If I happen to pick up some classics or whatnot, great. Maybe after a month of just-for-fun reading I will get the urge to expand my knowledge of modern plays (which I desperately need to do) or delve into resources for my next thesis (which I also should do), but to begin I am just reading whatever strikes my fancy.
I will post a my reflections on each book after finishing it. However, if you are looking for a list of reading recommendations I suggest you read this post or just check out the “books” tag.
I am learning exciting things and while I am proud to that I am documenting them in a properly-MLA-formatted annotated bibliography, I wanted to document them here for anyone who might be curious about textbook printing practices in America at the start of the 20th century and how it pertains to Shakespeare.
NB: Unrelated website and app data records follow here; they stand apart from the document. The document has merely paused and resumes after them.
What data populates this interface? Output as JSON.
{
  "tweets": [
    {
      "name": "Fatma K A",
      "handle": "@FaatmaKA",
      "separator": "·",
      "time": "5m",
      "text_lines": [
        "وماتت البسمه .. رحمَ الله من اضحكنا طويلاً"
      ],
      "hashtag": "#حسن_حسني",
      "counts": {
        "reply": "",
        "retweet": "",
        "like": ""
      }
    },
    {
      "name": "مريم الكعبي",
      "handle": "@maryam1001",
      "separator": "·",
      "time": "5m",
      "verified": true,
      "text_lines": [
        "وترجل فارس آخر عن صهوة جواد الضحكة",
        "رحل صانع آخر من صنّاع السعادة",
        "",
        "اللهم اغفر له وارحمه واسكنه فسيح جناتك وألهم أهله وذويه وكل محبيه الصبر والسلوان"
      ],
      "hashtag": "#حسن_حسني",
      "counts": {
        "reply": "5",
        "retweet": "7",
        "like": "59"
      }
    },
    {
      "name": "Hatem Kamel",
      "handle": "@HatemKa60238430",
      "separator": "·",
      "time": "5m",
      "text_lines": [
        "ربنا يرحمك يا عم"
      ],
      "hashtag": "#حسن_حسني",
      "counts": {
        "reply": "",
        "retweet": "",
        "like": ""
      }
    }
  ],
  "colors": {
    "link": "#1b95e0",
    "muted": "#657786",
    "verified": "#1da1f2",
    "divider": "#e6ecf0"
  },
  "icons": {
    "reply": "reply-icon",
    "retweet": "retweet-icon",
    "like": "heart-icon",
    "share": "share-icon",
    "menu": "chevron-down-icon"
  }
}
Continue reading (Re)Search Update
I find the term “research” odd. I’m not doing something a second time, so why the “re” prefix? I’m searching for the first time. I know full well the OED has a perfectly adequate etymological explanation, but I question the term not only for its surface inaccuracy, but also because I find the term “search” more exciting. It lets me feel like Indiana Jones.
Not only does conceptualizing this as a search allow me more agency, the title alludes to my mildly alarming lack of direction. In the three months I have been working on this thesis–working be a very generous term for my accomplishments last month–I have developed three different abstracts, not merely in form but in content. And I highly doubt that I have settled on to the content that will remain constant through the year.
Despite that uncertainty, the past week of delving into my topic–the form of early paperback printings of Shakespeare’s individual plays in America–has been positively electrifying. I’ve chased many rabbits, most of them resulting only in metaphorical dirty boots and literal wasted time, but I’ve found a few gems along the way.
I’ve looked through dozens of articles, checked out books from three libraries, and given the poor people at the ILL offices their fair share of work for the week. I’ve even bought myself some copies of a 1911 paperback printing of Shakespeare’s plays.
I’ve learned more about paperback printing and cover design in the early 20th century than I ever thought I would know, and it is simultaneously thrilling and terrifying to think that I have just scratched the surface.
Basically, it’s going to be a wild ride and I cannot wait to see where it takes me.